CC is for CERTIFICATES

Depending on where you live, and the timeframe in which you’re searching, certificates can be both critical and extremely useful.

Australian certificates are so excellent that almost anyone else’s, except the Scots’, (from my own experience) pale into insignificance. Fully completed, our certificates can launch your family tree on to new levels. The downside is that with so many immigrant families, the person completing the details on a death certificate may never have met their grandparents and get the facts completely incorrect.

This is why marriage certificates can be so helpful – the information comes from each person in the couple. There may be anomalies if they want to fudge their age (if one is older/younger) or if they just put the area they come from (Mary O’Brien from Co Clare, Ireland, God bless her!).

As with all genealogical research you are looking for as many sources as available to provide the information and cross-compare for validity. It’s also why Collateral Research can be so important.

Fans2

Are your ancestors hiding behind their FANs?

 

C is for COLLATERAL RESEARCH or FANs

What exactly is Collateral Research?

Alternatively called cluster genealogy or FANs (Friends, Associates or Neighbours) – a concept articulated by American expert Elizabeth Shawn Mills, though used by others without naming it. Collateral research encourages you to look at your ancestor’s siblings in particular to perhaps knock down a research brick wall. Just as we are part of a wider community so were our ancestral families who, as new immigrants, truly relied on friends and neighbours in lieu of traditional family networks.

You can read a couple of my stories about how collateral research has helped my research breach those walls:East Clare Research and Trove does it again.

My good friend Sharn has also recently completed a post which highlights how she used collateral research. It’s called Making Mary Mine.

C is for CENSUS
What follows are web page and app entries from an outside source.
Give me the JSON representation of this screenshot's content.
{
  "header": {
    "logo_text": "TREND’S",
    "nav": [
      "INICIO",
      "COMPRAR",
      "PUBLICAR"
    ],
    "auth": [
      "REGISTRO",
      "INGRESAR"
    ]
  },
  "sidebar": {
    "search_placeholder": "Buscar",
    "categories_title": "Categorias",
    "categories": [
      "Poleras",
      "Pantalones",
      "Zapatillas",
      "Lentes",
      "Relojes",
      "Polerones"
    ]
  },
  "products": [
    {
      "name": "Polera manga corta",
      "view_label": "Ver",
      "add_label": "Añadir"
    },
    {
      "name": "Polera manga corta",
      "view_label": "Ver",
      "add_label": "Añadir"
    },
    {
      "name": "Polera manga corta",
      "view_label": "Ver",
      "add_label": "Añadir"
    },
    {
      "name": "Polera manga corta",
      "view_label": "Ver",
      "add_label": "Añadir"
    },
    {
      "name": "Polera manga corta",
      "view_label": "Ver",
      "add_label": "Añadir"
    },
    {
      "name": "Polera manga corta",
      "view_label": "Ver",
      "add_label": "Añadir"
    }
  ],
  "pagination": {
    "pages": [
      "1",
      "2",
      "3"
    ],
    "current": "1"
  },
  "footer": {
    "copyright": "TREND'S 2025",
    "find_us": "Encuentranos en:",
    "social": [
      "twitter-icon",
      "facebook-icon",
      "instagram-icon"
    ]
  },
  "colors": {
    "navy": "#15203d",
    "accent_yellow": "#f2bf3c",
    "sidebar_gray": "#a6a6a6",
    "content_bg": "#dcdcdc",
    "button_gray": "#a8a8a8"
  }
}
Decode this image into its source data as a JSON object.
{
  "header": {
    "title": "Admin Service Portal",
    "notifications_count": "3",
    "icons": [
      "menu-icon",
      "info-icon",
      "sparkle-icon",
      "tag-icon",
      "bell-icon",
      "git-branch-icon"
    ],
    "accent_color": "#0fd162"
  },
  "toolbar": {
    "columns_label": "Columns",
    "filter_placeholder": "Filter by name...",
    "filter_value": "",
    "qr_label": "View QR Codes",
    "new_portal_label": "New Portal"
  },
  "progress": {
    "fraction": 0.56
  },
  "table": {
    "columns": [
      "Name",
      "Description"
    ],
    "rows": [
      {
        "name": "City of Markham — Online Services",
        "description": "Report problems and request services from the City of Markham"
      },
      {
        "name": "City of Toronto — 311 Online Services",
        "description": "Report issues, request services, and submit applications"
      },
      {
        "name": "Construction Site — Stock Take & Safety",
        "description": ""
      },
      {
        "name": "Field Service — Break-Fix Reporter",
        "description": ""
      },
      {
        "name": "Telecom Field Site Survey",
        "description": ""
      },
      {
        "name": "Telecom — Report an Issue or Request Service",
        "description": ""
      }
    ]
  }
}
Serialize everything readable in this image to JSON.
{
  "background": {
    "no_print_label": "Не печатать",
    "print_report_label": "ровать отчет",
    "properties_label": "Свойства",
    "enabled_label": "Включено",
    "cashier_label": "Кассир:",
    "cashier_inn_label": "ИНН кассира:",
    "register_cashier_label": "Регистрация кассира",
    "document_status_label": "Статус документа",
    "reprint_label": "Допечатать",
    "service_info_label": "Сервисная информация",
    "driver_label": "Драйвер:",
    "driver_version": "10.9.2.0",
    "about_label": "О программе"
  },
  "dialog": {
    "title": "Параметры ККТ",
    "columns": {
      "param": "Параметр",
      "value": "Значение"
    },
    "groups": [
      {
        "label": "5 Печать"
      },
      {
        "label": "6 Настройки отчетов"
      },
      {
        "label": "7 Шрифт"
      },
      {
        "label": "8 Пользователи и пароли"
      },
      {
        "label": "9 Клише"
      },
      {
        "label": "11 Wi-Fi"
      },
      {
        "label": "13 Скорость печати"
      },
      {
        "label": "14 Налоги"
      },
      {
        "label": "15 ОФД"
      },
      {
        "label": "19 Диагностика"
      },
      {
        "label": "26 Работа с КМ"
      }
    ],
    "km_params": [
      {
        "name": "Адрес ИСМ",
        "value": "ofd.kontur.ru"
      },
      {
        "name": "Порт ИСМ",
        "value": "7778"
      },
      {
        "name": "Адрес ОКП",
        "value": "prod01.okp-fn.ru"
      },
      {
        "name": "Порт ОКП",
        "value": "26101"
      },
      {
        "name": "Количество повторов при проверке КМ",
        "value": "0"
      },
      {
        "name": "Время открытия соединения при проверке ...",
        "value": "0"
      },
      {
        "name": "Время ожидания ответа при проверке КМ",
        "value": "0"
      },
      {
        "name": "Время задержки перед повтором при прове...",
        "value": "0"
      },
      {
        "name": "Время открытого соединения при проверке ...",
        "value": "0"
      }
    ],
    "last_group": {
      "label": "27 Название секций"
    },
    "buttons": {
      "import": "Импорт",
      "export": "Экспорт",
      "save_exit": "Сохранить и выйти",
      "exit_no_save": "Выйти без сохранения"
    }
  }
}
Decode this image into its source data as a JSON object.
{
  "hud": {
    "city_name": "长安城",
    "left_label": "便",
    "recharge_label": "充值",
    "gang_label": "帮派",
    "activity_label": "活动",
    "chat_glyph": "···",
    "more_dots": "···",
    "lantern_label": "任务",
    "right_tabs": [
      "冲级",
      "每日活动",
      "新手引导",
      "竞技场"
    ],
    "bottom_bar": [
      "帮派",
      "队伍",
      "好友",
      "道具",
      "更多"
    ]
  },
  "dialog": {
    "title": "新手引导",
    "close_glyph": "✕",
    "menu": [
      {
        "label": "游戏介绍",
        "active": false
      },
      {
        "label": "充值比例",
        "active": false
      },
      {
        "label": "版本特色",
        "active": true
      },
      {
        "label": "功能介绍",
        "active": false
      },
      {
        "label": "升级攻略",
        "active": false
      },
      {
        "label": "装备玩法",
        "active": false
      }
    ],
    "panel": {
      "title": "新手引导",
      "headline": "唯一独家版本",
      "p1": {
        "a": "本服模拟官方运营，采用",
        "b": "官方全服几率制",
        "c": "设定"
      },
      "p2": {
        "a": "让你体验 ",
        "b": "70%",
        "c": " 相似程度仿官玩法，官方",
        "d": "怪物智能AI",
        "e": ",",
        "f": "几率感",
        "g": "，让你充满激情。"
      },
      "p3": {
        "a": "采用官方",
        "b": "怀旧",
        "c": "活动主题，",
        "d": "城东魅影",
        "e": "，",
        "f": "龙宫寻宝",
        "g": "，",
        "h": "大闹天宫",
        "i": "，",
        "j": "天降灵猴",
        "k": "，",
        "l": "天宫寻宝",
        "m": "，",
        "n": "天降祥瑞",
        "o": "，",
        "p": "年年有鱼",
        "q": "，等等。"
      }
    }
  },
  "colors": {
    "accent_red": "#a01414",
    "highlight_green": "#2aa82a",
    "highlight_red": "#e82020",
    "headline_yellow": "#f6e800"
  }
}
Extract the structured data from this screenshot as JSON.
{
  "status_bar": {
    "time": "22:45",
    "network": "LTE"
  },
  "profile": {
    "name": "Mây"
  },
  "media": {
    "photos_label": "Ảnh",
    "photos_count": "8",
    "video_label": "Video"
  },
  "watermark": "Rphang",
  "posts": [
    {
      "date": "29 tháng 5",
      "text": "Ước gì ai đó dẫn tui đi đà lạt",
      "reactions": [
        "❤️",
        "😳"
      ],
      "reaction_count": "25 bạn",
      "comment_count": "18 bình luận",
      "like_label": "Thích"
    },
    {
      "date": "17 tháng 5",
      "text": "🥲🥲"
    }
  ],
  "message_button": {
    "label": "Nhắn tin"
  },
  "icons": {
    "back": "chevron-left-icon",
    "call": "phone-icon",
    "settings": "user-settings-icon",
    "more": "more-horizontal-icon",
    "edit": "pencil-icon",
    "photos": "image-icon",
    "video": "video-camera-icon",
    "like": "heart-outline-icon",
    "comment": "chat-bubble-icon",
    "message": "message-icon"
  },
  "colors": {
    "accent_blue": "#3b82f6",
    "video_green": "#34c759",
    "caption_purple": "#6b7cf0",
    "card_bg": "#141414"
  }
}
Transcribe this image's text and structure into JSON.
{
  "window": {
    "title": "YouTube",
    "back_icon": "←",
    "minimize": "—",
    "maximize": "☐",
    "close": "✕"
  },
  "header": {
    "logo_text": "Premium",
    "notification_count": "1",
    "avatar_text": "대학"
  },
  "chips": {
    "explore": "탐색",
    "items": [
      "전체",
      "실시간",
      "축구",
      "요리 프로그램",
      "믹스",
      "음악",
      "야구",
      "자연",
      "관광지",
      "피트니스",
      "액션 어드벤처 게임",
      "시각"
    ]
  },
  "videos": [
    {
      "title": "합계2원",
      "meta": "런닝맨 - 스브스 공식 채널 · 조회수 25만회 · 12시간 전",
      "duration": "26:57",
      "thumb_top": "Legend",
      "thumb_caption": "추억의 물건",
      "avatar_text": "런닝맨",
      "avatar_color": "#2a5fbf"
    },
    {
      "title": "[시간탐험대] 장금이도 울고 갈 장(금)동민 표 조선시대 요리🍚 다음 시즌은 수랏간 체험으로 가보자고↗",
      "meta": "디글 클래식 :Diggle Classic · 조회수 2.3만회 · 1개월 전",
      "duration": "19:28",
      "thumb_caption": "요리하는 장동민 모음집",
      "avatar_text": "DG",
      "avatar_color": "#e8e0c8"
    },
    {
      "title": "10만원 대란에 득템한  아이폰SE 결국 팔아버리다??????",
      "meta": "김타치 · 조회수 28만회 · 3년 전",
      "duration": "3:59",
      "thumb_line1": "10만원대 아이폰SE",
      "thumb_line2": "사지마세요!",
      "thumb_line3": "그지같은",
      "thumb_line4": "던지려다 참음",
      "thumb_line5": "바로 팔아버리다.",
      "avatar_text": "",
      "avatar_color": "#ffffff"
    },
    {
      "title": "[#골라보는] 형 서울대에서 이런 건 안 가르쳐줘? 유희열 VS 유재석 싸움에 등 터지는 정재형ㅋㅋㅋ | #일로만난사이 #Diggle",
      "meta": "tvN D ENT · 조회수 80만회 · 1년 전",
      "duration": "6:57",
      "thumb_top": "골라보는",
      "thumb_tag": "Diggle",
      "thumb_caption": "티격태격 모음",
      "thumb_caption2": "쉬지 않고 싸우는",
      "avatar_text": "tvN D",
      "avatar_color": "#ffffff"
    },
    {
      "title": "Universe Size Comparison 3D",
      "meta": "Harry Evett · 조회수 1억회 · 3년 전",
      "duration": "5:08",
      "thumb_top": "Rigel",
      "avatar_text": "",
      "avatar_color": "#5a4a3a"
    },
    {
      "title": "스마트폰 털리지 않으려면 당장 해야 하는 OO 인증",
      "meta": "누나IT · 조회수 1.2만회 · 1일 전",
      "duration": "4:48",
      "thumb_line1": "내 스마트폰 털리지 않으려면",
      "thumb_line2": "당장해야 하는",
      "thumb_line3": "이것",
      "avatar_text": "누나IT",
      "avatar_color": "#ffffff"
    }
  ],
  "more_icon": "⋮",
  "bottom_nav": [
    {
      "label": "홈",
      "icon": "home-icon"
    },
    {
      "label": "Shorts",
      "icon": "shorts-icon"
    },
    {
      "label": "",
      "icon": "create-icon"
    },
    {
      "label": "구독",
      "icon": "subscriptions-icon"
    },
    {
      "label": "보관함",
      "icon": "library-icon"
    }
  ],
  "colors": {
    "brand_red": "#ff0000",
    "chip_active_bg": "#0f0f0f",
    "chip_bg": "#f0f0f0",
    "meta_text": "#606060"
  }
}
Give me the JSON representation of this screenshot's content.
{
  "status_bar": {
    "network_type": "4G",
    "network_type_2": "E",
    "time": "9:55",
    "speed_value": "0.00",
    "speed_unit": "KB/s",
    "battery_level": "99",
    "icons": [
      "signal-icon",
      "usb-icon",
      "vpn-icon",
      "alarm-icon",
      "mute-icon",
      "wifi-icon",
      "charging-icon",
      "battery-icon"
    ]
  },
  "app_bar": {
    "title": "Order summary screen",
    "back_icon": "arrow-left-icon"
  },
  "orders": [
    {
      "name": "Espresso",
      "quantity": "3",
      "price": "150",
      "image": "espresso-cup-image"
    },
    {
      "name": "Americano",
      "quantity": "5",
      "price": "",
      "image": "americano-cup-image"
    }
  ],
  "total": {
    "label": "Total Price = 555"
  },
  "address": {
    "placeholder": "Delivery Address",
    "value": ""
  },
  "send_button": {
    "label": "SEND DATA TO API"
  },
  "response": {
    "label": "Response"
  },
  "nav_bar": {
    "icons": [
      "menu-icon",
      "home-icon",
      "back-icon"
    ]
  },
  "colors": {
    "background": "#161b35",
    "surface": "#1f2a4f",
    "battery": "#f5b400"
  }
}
We’ve all done them, and hopefully we’ve completed them accurately and clearly, as they will ultimately provide a glimpse into the past. Australia has traditionally not retained its census data apart from some very early information, though that is currently changing, which will ultimately help our descendants.

In other countries, census records are an essential part of genealogical research. In the absence of extensive and informative certificates, the family structures spelt out in the census forms, helps to clarify that we have the right person/family and follow their movements over time.

Once again, census forms are subject to some limitations eg the householder may be illiterate and have an accent which the census taker doesn’t understand so you may find anomalies and some creative searching may be required. It’s also intriguing how often someone will age less than 10 years between decennial censuses. Some census records have been lost over the centuries eg the loss and destruction of early Irish records. However, in many other countries the census forms provide the structure of genealogical research.

D is for …I wonder?